-The first part is that the lost genes reported in this paper weren’t really genes at all but fragments of genes captured by another type of transposon called helitrons. (A finding reported in a paper from the same lab that made the original discovery (2).) As helitrons move around the genome, they can copy pieces of real genes and carry them with them to their new location. Because the gene fragments are copies of actual genes, they can be dead ringers for the real thing, and the helitron and their capture gene fragments contribute significantly the the difficulty of estimating the true number of genes present in the genome of corn, even a year after the publication of the corn genome. Helitrons also have important implications for evolution, since they provide a mechanism to mix and match pieces of existing genes, potentially creating an occasional new and evolutionary beneficial gene.

-The second part of the punchline is even better. Even though the original lost genes of the bronze1 gene island turned out to not be real genes at all, the arguments made in the original paper for how the complete absence of genes from some inbreds could contribute to hybrid vigor have taken on a new life recently in the maize (corn) genetics community, after the publication of a paper this October that found more than 10% of the genes we’re most confident truly are genes are missing from the genomes of some kinds of corn (3). So even though the original data used to support the idea turned out to not support it after all, the idea that restoring copies of lost genes is at least part of the explanation for hybrid vigor may still prevail. (It has be conclusively shown that the gene content of different kinds of corn really are different, but someone still needs prove that restoring copies of these missing genes makes hybrid plants bigger and stronger).
1. Fu H, & Dooner HK (2002). Intraspecific violation of genetic colinearity and its implications in maize.
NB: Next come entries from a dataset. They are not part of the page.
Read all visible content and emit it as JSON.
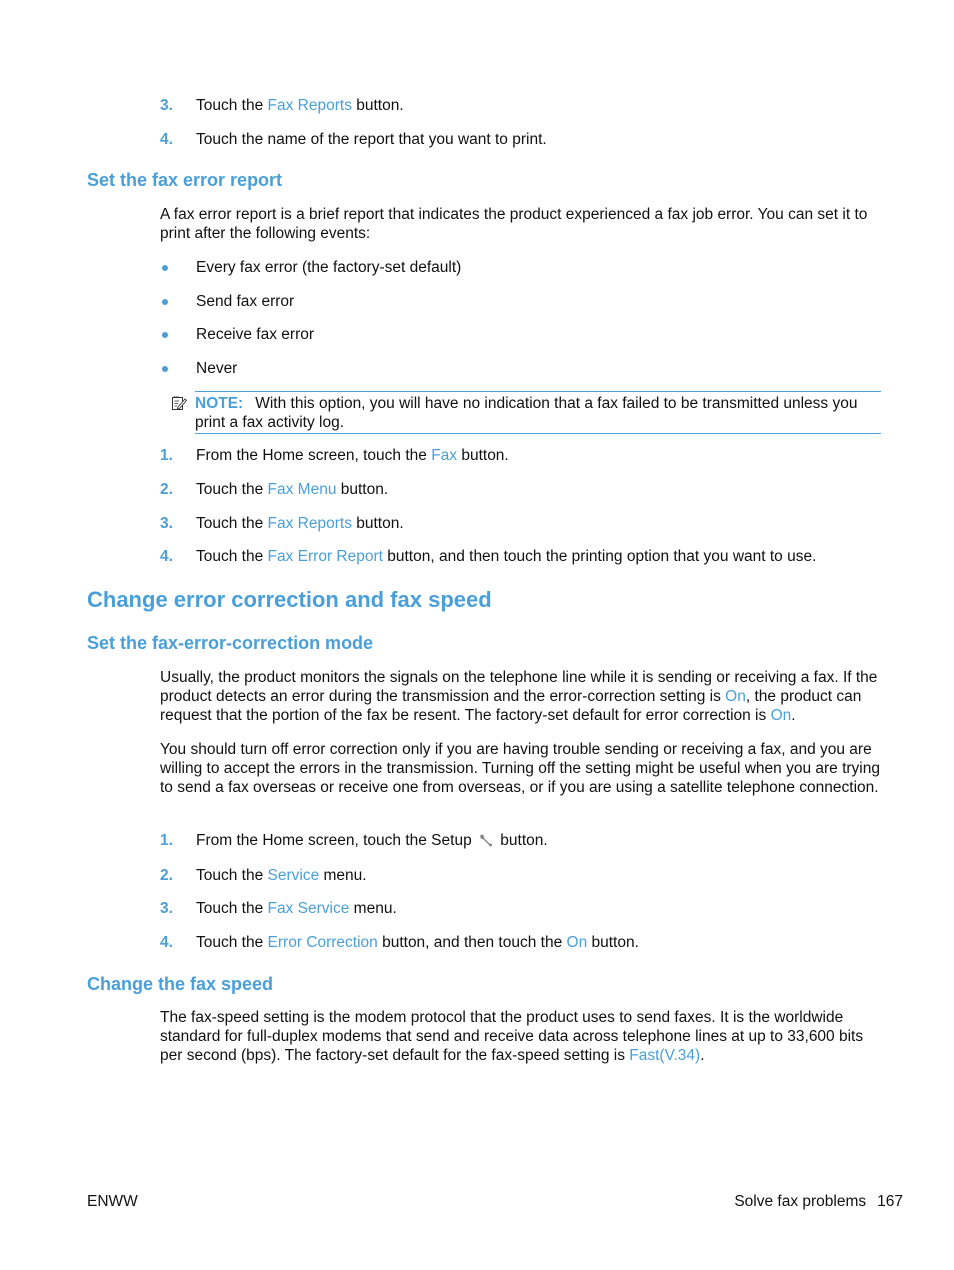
{
  "top_steps": [
    {
      "num": "3.",
      "pre": "Touch the ",
      "link": "Fax Reports",
      "post": " button."
    },
    {
      "num": "4.",
      "pre": "Touch the name of the report that you want to print.",
      "link": "",
      "post": ""
    }
  ],
  "fax_error_report": {
    "heading": "Set the fax error report",
    "intro": "A fax error report is a brief report that indicates the product experienced a fax job error. You can set it to print after the following events:",
    "bullets": [
      "Every fax error (the factory-set default)",
      "Send fax error",
      "Receive fax error",
      "Never"
    ],
    "note": {
      "icon": "note-pencil-icon",
      "label": "NOTE:",
      "text": "With this option, you will have no indication that a fax failed to be transmitted unless you print a fax activity log."
    },
    "steps": [
      {
        "num": "1.",
        "pre": "From the Home screen, touch the ",
        "link": "Fax",
        "post": " button."
      },
      {
        "num": "2.",
        "pre": "Touch the ",
        "link": "Fax Menu",
        "post": " button."
      },
      {
        "num": "3.",
        "pre": "Touch the ",
        "link": "Fax Reports",
        "post": " button."
      },
      {
        "num": "4.",
        "pre": "Touch the ",
        "link": "Fax Error Report",
        "post": " button, and then touch the printing option that you want to use."
      }
    ]
  },
  "change_section": {
    "heading": "Change error correction and fax speed"
  },
  "ecm": {
    "heading": "Set the fax-error-correction mode",
    "para1": {
      "a": "Usually, the product monitors the signals on the telephone line while it is sending or receiving a fax. If the product detects an error during the transmission and the error-correction setting is ",
      "link1": "On",
      "b": ", the product can request that the portion of the fax be resent. The factory-set default for error correction is ",
      "link2": "On",
      "c": "."
    },
    "para2": "You should turn off error correction only if you are having trouble sending or receiving a fax, and you are willing to accept the errors in the transmission. Turning off the setting might be useful when you are trying to send a fax overseas or receive one from overseas, or if you are using a satellite telephone connection.",
    "steps": [
      {
        "num": "1.",
        "pre": "From the Home screen, touch the Setup ",
        "icon": "wrench-icon",
        "post": " button."
      },
      {
        "num": "2.",
        "pre": "Touch the ",
        "link": "Service",
        "post": " menu."
      },
      {
        "num": "3.",
        "pre": "Touch the ",
        "link": "Fax Service",
        "post": " menu."
      },
      {
        "num": "4.",
        "pre": "Touch the ",
        "link": "Error Correction",
        "mid": " button, and then touch the ",
        "link2": "On",
        "post": " button."
      }
    ]
  },
  "fax_speed": {
    "heading": "Change the fax speed",
    "para": "The fax-speed setting is the modem protocol that the product uses to send faxes. It is the worldwide standard for full-duplex modems that send and receive data across telephone lines at up to 33,600 bits per second (bps). The factory-set default for the fax-speed setting is ",
    "link": "Fast(V.34)",
    "end": "."
  },
  "footer": {
    "left": "ENWW",
    "section": "Solve fax problems",
    "page": "167"
  }
}
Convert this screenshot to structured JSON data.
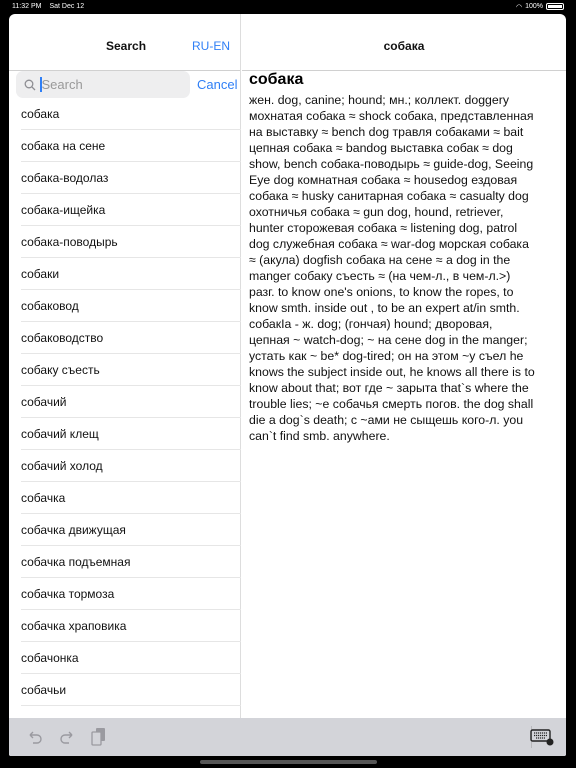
{
  "status": {
    "time": "11:32 PM",
    "date": "Sat Dec 12",
    "battery": "100%",
    "battery_level": 100
  },
  "left": {
    "title": "Search",
    "lang_button": "RU-EN",
    "search_placeholder": "Search",
    "cancel": "Cancel",
    "results": [
      "собака",
      "собака на сене",
      "собака-водолаз",
      "собака-ищейка",
      "собака-поводырь",
      "собаки",
      "собаковод",
      "собаководство",
      "собаку съесть",
      "собачий",
      "собачий клещ",
      "собачий холод",
      "собачка",
      "собачка движущая",
      "собачка подъемная",
      "собачка тормоза",
      "собачка храповика",
      "собачонка",
      "собачьи"
    ]
  },
  "right": {
    "title": "собака",
    "headword": "собака",
    "definition_lines": [
      "жен. dog, canine; hound; мн.; коллект. doggery",
      "мохнатая собака ≈ shock собака, представленная",
      "на выставку ≈ bench dog травля собаками ≈ bait",
      "цепная собака ≈ bandog выставка собак ≈ dog",
      "show, bench собака-поводырь ≈ guide-dog, Seeing",
      "Eye dog комнатная собака ≈ housedog ездовая",
      "собака ≈ husky санитарная собака ≈ casualty dog",
      "охотничья собака ≈ gun dog, hound, retriever,",
      "hunter сторожевая собака ≈ listening dog, patrol",
      "dog служебная собака ≈ war-dog морская собака",
      "≈ (акула) dogfish собака на сене ≈ a dog in the",
      "manger собаку съесть ≈ (на чем-л., в чем-л.>)",
      "разг. to know one's onions, to know the ropes, to",
      "know smth. inside out , to be an expert at/in smth.",
      "собакIa - ж. dog; (гончая) hound; дворовая,",
      "цепная ~ watch-dog; ~ на сене dog in the manger;",
      "устать как ~ be* dog-tired; он на этом ~у съел he",
      "knows the subject inside out, he knows all there is to",
      "know about that; вот где ~ зарыта that`s where the",
      "trouble lies; ~e собачья смерть погов. the dog shall",
      "die a dog`s death; с ~ами не сыщешь кого-л. you",
      "can`t find smb. anywhere."
    ]
  },
  "toolbar": {
    "icons": [
      "undo-icon",
      "redo-icon",
      "paste-icon",
      "keyboard-dismiss-icon"
    ]
  },
  "colors": {
    "accent": "#2f7ff6",
    "toolbar": "#d3d4d9"
  }
}
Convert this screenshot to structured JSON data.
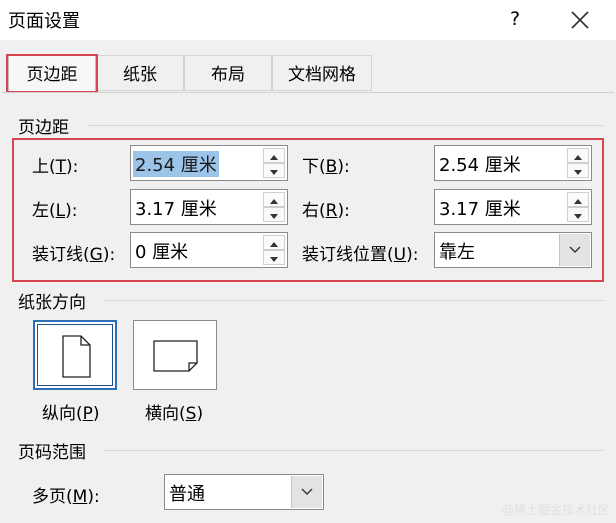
{
  "dialog": {
    "title": "页面设置",
    "help": "?",
    "close_icon": "close-icon"
  },
  "tabs": [
    {
      "label": "页边距",
      "active": true
    },
    {
      "label": "纸张",
      "active": false
    },
    {
      "label": "布局",
      "active": false
    },
    {
      "label": "文档网格",
      "active": false
    }
  ],
  "margins": {
    "section_title": "页边距",
    "top": {
      "label_pre": "上(",
      "key": "T",
      "label_post": "):",
      "value": "2.54 厘米"
    },
    "bottom": {
      "label_pre": "下(",
      "key": "B",
      "label_post": "):",
      "value": "2.54 厘米"
    },
    "left": {
      "label_pre": "左(",
      "key": "L",
      "label_post": "):",
      "value": "3.17 厘米"
    },
    "right": {
      "label_pre": "右(",
      "key": "R",
      "label_post": "):",
      "value": "3.17 厘米"
    },
    "gutter": {
      "label_pre": "装订线(",
      "key": "G",
      "label_post": "):",
      "value": "0 厘米"
    },
    "gutter_pos": {
      "label_pre": "装订线位置(",
      "key": "U",
      "label_post": "):",
      "value": "靠左"
    }
  },
  "orientation": {
    "section_title": "纸张方向",
    "portrait": {
      "label_pre": "纵向(",
      "key": "P",
      "label_post": ")",
      "selected": true
    },
    "landscape": {
      "label_pre": "横向(",
      "key": "S",
      "label_post": ")",
      "selected": false
    }
  },
  "pages": {
    "section_title": "页码范围",
    "multiple": {
      "label_pre": "多页(",
      "key": "M",
      "label_post": "):",
      "value": "普通"
    }
  },
  "watermark": "@稀土掘金技术社区",
  "colors": {
    "highlight": "#d64550",
    "selection": "#9cc4e8",
    "accent": "#2b6fb6"
  }
}
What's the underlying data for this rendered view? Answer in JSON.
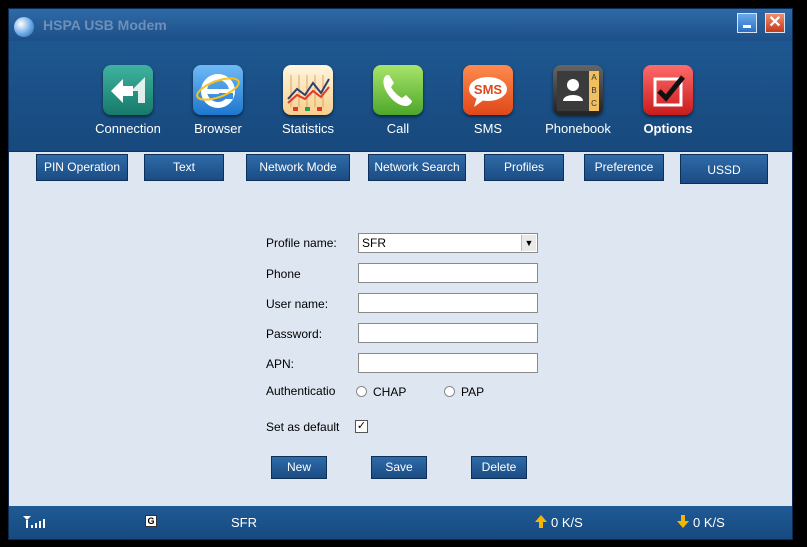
{
  "window": {
    "title": "HSPA USB Modem"
  },
  "titlebar": {
    "close_glyph": "✕"
  },
  "toolbar": {
    "items": [
      {
        "label": "Connection",
        "icon": "connection-icon"
      },
      {
        "label": "Browser",
        "icon": "browser-icon"
      },
      {
        "label": "Statistics",
        "icon": "statistics-icon"
      },
      {
        "label": "Call",
        "icon": "call-icon"
      },
      {
        "label": "SMS",
        "icon": "sms-icon"
      },
      {
        "label": "Phonebook",
        "icon": "phonebook-icon"
      },
      {
        "label": "Options",
        "icon": "options-icon"
      }
    ],
    "active": "Options",
    "sms_icon_text": "SMS",
    "phonebook_letters": [
      "A",
      "B",
      "C"
    ]
  },
  "subtabs": [
    "PIN Operation",
    "Text",
    "Network Mode",
    "Network Search",
    "Profiles",
    "Preference",
    "USSD"
  ],
  "form": {
    "profile_name_label": "Profile name:",
    "profile_name_value": "SFR",
    "phone_label": "Phone",
    "phone_value": "",
    "username_label": "User name:",
    "username_value": "",
    "password_label": "Password:",
    "password_value": "",
    "apn_label": "APN:",
    "apn_value": "",
    "auth_label": "Authenticatio",
    "auth_options": [
      "CHAP",
      "PAP"
    ],
    "default_label": "Set as default",
    "default_checked": true,
    "check_glyph": "✓",
    "buttons": {
      "new": "New",
      "save": "Save",
      "delete": "Delete"
    }
  },
  "statusbar": {
    "network_type": "G",
    "operator": "SFR",
    "upload_speed": "0 K/S",
    "download_speed": "0 K/S"
  }
}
Proceedings of the National Academy of Sciences of the United States of America, 99 (14), 9573-8 PMID: 12060715

2. Lai J, Li Y, Messing J, & Dooner HK (2005). Gene movement by Helitron transposons contributes to the haplotype variability of maize. Proceedings of the National Academy of Sciences of the United States of America, 102 (25), 9068-73 PMID: 15951422

3. Swanson-Wagner RA, Eichten SR, Kumari S, Tiffin P, Stein JC, Ware D, & Springer NM (2010). Pervasive gene content variation and copy number variation in maize and its undomesticated progenitor. Genome research PMID: 21036921

*Old by my standards, since I hadn’t even begun to study biology back them.

**When some varieties of transposons jump from one location to another in the genome, they prefer to land inside DNA that codes for other transposons instead of near genes. So one transposon lands in between two genes by chance, more transposons target it as a safe place to insert, and before you know it (relatively speaking) a cluster of transposons 100 kilobases or longer has wedged itself into the genome.

***The variety of corn that would ultimately be the source of the complete maize genome seven years later.

1 Comment »

  1. […] This post was mentioned on Twitter by Shrikant Mantri, James. James said: The idea that hybrid vigor might result from missing genes is an old one, with a couple plot twists. A J+TGC post: http://bit.ly/hppE8n […]

    Pingback by Tweets that mention Hybrid vigor and missing genes – James and the Giant Corn -- Topsy.com — November 27, 2010 @ 8:53 pm

RSS feed for comments on this post. TrackBack URL

Leave a comment

Powered by WordPress

%d bloggers like this: